_Dataset records_:
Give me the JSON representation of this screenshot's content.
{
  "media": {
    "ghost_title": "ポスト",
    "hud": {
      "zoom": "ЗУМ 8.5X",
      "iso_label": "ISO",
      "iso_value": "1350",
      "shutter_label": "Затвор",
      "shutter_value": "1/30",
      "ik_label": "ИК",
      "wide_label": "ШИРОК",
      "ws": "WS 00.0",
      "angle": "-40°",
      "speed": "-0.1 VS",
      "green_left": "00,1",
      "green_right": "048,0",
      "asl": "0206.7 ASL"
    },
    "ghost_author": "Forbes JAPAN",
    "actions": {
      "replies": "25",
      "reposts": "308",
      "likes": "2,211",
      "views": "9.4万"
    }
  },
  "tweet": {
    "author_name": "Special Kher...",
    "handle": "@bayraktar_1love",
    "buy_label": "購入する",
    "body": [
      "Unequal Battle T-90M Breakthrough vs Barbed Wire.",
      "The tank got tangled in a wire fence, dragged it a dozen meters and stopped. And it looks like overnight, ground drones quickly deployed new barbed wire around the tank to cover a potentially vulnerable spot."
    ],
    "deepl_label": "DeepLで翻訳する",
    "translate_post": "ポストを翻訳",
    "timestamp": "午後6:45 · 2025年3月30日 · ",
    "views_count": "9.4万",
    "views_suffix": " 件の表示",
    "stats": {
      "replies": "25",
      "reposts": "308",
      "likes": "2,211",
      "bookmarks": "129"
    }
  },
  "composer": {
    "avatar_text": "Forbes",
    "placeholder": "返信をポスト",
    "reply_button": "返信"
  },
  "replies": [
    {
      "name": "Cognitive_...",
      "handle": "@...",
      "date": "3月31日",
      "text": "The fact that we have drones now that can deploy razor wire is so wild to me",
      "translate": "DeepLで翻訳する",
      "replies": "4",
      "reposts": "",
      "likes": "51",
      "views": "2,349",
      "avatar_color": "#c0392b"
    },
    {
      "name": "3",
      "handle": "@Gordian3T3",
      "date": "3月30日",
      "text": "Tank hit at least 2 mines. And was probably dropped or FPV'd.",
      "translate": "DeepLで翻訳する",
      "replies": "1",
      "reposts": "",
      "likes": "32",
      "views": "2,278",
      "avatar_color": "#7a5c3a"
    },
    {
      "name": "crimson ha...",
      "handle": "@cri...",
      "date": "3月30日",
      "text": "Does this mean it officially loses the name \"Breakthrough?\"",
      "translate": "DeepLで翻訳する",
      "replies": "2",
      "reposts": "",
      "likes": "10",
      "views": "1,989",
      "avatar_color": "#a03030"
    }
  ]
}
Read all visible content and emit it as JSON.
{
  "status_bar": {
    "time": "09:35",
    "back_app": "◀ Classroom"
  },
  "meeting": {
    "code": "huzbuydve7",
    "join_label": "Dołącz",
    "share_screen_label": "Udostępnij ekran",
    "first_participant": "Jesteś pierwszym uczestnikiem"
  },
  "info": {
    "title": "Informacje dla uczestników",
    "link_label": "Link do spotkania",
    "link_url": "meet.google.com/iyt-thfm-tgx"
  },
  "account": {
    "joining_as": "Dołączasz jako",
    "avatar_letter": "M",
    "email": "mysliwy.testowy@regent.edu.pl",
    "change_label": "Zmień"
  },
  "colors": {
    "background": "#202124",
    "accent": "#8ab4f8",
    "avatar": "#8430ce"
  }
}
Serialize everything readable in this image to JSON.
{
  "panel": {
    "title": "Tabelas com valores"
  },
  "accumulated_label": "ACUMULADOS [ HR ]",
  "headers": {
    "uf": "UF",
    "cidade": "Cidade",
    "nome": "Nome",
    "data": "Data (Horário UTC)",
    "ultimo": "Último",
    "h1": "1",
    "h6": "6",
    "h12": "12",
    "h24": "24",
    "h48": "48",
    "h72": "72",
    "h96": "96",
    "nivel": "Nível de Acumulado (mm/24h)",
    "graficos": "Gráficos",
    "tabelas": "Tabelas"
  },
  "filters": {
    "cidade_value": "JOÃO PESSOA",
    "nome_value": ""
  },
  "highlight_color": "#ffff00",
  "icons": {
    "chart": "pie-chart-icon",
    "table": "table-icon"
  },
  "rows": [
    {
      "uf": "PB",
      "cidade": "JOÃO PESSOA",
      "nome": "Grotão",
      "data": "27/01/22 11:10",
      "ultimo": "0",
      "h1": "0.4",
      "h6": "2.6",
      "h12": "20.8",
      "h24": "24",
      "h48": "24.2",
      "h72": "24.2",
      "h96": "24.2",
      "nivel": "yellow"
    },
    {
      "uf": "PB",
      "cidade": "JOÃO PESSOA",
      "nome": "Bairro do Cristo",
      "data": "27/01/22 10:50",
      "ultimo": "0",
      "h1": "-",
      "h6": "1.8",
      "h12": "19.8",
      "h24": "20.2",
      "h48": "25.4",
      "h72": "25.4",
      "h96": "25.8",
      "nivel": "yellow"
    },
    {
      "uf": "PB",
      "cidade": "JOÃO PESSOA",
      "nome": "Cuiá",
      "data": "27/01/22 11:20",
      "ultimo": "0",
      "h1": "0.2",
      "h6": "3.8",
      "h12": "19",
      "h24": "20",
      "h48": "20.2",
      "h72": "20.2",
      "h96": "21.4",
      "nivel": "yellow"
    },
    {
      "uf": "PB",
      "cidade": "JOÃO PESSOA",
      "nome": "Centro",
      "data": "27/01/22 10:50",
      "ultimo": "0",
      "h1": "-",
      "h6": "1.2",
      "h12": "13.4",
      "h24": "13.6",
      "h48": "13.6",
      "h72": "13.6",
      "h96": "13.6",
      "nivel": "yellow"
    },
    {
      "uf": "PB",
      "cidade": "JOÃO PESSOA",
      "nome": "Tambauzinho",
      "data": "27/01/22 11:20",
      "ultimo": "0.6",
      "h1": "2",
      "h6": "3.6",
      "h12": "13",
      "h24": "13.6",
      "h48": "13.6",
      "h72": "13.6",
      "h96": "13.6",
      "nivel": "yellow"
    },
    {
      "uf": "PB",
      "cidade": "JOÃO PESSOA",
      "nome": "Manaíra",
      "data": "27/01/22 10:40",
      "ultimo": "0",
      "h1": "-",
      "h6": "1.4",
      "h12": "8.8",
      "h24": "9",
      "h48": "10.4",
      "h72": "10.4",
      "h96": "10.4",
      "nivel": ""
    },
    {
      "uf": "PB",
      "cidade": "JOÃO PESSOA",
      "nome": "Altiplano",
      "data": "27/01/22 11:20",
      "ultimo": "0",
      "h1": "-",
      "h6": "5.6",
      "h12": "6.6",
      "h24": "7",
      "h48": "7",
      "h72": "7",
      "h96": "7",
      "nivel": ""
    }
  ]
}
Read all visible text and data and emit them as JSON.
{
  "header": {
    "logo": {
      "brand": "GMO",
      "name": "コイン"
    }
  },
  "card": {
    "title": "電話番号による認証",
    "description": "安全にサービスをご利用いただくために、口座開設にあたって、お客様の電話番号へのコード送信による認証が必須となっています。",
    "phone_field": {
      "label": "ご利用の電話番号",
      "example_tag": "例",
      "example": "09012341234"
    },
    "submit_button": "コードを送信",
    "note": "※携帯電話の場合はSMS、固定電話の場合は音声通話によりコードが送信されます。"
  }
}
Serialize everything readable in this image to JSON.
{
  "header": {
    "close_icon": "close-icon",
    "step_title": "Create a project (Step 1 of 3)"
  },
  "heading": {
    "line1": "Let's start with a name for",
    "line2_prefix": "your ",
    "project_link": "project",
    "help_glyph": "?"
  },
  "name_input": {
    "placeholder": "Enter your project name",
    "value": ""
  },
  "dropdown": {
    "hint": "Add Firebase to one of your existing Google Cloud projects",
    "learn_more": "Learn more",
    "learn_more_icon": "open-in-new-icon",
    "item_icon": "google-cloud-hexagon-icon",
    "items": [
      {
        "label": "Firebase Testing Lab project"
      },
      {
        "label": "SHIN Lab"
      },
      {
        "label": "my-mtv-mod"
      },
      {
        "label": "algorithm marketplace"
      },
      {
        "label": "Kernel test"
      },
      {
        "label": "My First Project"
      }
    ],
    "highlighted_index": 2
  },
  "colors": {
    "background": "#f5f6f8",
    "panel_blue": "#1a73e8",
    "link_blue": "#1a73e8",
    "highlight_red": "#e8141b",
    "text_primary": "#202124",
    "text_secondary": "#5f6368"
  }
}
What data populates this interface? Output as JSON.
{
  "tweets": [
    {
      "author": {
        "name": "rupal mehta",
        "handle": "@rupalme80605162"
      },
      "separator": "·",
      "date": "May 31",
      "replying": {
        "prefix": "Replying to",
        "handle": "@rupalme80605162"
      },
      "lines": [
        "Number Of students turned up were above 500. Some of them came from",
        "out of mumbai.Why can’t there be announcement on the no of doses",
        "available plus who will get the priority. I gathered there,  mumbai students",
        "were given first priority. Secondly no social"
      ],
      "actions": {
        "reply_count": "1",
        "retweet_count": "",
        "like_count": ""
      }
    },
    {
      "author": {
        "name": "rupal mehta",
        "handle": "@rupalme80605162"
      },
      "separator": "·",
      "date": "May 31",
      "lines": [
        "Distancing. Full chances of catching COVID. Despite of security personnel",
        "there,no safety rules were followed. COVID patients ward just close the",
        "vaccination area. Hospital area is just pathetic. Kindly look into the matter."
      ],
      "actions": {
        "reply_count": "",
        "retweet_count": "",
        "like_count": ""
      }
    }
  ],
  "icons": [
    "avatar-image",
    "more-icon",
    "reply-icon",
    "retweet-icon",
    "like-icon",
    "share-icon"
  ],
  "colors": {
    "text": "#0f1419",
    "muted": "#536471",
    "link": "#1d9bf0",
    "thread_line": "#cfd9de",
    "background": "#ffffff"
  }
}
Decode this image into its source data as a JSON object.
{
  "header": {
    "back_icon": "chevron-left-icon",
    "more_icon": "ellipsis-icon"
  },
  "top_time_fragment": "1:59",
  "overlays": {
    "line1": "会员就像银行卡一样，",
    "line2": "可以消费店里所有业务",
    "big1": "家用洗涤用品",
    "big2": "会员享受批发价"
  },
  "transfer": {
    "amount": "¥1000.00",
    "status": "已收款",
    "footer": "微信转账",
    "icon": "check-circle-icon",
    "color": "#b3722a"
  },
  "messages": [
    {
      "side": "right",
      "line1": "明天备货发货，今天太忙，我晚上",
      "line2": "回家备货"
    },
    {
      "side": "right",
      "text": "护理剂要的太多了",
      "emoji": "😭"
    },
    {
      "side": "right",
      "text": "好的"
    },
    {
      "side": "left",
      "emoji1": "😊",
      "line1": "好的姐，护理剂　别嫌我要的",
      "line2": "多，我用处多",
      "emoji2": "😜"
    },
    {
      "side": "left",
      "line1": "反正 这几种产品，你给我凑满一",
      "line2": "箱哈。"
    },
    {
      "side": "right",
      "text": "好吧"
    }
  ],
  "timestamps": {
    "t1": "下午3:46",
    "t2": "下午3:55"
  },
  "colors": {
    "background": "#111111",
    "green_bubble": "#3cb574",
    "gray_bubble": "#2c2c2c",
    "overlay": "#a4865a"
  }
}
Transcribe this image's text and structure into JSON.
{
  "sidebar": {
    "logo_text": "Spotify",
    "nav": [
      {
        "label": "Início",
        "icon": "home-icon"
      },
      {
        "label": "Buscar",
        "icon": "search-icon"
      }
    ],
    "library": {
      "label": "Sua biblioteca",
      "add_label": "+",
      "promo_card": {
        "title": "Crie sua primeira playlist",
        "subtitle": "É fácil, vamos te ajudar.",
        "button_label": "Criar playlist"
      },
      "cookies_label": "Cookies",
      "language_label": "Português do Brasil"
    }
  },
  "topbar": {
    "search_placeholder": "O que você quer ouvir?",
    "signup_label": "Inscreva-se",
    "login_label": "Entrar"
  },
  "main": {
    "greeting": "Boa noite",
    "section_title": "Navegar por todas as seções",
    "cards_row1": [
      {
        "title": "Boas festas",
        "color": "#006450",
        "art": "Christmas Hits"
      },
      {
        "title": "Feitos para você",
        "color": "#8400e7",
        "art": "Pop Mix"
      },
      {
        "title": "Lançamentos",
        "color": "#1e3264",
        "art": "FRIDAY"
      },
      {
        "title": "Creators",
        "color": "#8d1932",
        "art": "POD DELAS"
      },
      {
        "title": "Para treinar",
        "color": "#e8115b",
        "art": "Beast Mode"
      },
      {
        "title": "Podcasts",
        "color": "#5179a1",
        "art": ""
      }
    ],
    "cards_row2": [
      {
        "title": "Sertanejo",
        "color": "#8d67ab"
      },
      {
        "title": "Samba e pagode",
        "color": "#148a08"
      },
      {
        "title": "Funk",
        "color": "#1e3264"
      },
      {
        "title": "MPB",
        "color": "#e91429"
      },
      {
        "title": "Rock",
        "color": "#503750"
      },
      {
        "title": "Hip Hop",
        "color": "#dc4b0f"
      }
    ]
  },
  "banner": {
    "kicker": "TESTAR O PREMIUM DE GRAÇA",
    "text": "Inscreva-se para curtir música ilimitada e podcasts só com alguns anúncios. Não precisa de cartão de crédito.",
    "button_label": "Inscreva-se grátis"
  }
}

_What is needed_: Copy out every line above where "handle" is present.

_Result of this exercise_:
    "handle": "@bayraktar_1love",
      "handle": "@...",
      "handle": "@Gordian3T3",
      "handle": "@cri...",
        "handle": "@rupalme80605162"
        "handle": "@rupalme80605162"
        "handle": "@rupalme80605162"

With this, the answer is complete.